Your objective:
Scan the material for the word "color", then return every line where it appears.

Material for this task:
____________

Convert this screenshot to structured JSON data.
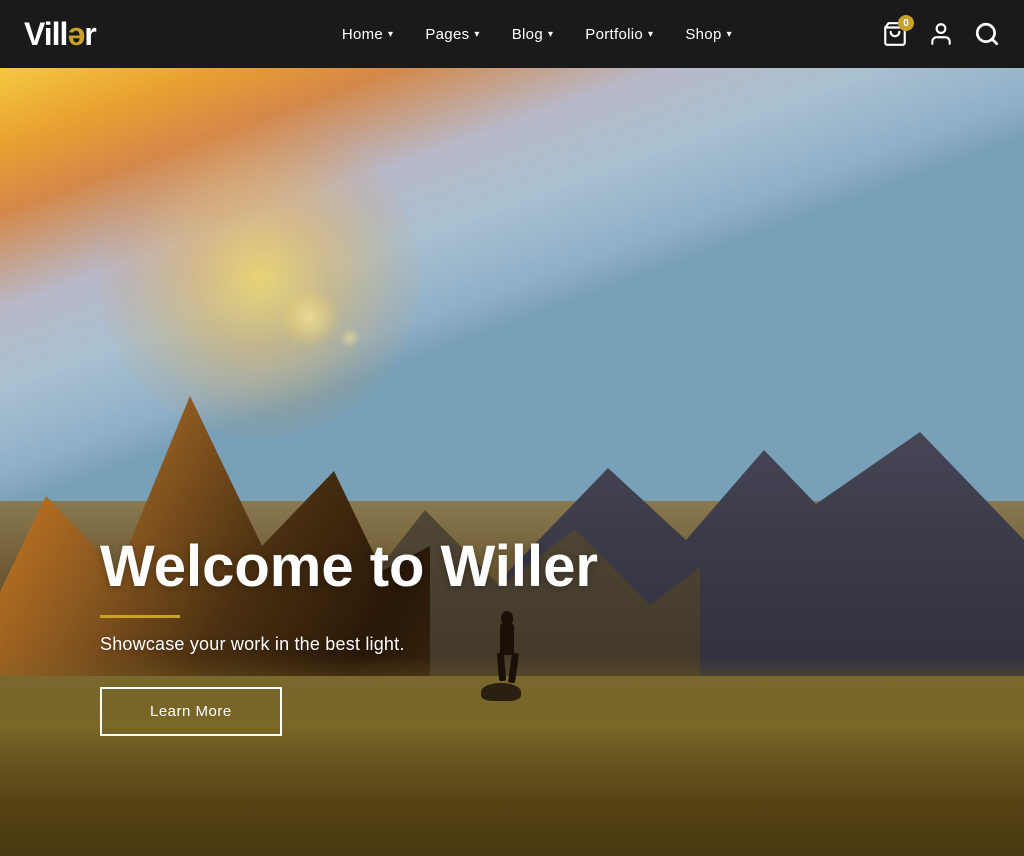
{
  "brand": {
    "name_start": "Vill",
    "name_highlight": "ə",
    "name_end": "r"
  },
  "navbar": {
    "links": [
      {
        "label": "Home",
        "has_dropdown": true
      },
      {
        "label": "Pages",
        "has_dropdown": true
      },
      {
        "label": "Blog",
        "has_dropdown": true
      },
      {
        "label": "Portfolio",
        "has_dropdown": true
      },
      {
        "label": "Shop",
        "has_dropdown": true
      }
    ],
    "cart_count": "0",
    "icons": {
      "cart_label": "Cart",
      "user_label": "User Account",
      "search_label": "Search"
    }
  },
  "hero": {
    "title": "Welcome to Willer",
    "subtitle": "Showcase your work in the best light.",
    "cta_label": "Learn More"
  }
}
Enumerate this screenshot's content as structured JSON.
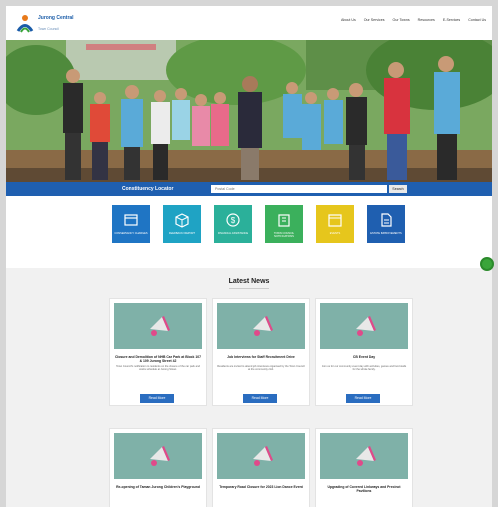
{
  "header": {
    "logo_title": "Jurong Central",
    "logo_subtitle": "Town Council",
    "nav": [
      "About Us",
      "Our Services",
      "Our Towns",
      "Resources",
      "E-Services",
      "Contact Us"
    ]
  },
  "search_band": {
    "label": "Constituency Locator",
    "placeholder": "Postal Code",
    "button": "Search"
  },
  "tiles": [
    {
      "label": "Conservancy Charges",
      "color": "#1f75c4",
      "icon": "card-icon"
    },
    {
      "label": "Feedback/ Report",
      "color": "#1fa3c4",
      "icon": "box-icon"
    },
    {
      "label": "Financial Assistance",
      "color": "#2bb09a",
      "icon": "dollar-icon"
    },
    {
      "label": "Town Council Notifications",
      "color": "#3bb05c",
      "icon": "building-icon"
    },
    {
      "label": "Events",
      "color": "#e6c61c",
      "icon": "calendar-icon"
    },
    {
      "label": "Estate Improvements",
      "color": "#1f5fb0",
      "icon": "document-icon"
    }
  ],
  "news": {
    "title": "Latest News",
    "read_more": "Read More",
    "cards": [
      {
        "title": "Closure and Demolition of NHB Car Park at Block 107 & 109 Jurong Street 42",
        "text": "Town Council's notification to residents on the closure of the car park and works schedule at Jurong Street."
      },
      {
        "title": "Job Interviews for Staff Recruitment Drive",
        "text": "Residents are invited to attend job interviews organised by the Town Council at the community club."
      },
      {
        "title": "CB Event Day",
        "text": "Join us for our community event day with activities, games and food stalls for the whole family."
      },
      {
        "title": "Re-opening of Taman Jurong Children's Playground",
        "text": ""
      },
      {
        "title": "Temporary Road Closure for 2023 Lion Dance Event",
        "text": ""
      },
      {
        "title": "Upgrading of Covered Linkways and Precinct Pavilions",
        "text": ""
      }
    ]
  }
}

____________

Exercise answer:
      "color": "#1f75c4",
      "color": "#1fa3c4",
      "color": "#2bb09a",
      "color": "#3bb05c",
      "color": "#e6c61c",
      "color": "#1f5fb0",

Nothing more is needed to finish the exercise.